**What you have to do**
The word "tenant" occurs in some of the lines below; copy each of those lines.

**Input**
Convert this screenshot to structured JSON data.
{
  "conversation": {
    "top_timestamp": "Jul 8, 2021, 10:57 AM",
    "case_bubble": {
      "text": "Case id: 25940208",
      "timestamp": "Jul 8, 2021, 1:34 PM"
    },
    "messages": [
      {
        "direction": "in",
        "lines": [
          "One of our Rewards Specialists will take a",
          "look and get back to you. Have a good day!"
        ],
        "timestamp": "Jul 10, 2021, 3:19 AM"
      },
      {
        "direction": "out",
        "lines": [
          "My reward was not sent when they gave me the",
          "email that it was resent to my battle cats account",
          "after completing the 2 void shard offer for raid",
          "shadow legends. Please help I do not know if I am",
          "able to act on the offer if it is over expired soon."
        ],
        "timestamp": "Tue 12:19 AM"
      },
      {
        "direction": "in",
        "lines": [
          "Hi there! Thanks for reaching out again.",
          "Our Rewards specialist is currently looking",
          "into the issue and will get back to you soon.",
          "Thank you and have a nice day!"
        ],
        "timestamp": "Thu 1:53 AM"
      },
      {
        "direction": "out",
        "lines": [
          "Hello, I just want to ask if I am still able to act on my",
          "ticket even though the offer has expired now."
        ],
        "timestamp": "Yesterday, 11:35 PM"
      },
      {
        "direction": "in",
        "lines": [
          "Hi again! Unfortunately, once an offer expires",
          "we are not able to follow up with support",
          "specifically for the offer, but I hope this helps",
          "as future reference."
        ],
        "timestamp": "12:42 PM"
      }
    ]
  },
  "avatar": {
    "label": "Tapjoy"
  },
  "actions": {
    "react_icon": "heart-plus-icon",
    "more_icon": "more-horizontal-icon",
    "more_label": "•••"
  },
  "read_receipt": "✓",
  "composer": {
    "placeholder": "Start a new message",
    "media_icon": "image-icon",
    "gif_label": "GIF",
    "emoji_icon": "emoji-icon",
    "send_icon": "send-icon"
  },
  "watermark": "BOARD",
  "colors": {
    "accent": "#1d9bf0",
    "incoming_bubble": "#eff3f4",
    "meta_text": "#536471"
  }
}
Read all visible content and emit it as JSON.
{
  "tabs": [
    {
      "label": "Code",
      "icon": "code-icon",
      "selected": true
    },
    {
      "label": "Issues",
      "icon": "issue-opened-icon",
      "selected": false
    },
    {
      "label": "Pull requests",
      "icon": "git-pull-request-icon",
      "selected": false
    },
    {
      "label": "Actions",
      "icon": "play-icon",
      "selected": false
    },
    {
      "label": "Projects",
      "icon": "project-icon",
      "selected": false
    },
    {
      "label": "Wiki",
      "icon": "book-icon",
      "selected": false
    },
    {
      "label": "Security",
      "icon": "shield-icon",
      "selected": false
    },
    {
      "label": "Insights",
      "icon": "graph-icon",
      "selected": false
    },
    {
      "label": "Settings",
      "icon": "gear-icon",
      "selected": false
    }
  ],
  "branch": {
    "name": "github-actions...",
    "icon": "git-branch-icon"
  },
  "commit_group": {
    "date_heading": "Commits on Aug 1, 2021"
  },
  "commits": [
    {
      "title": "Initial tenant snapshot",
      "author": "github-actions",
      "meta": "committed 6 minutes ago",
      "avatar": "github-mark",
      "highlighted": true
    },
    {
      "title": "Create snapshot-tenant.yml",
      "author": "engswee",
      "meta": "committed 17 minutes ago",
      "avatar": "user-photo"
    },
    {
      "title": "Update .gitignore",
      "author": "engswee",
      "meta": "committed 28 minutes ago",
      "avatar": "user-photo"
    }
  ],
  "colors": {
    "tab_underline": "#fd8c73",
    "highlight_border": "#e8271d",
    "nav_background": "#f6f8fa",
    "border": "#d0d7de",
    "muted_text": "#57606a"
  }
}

**Exercise output**
      "title": "Initial tenant snapshot",
      "title": "Create snapshot-tenant.yml",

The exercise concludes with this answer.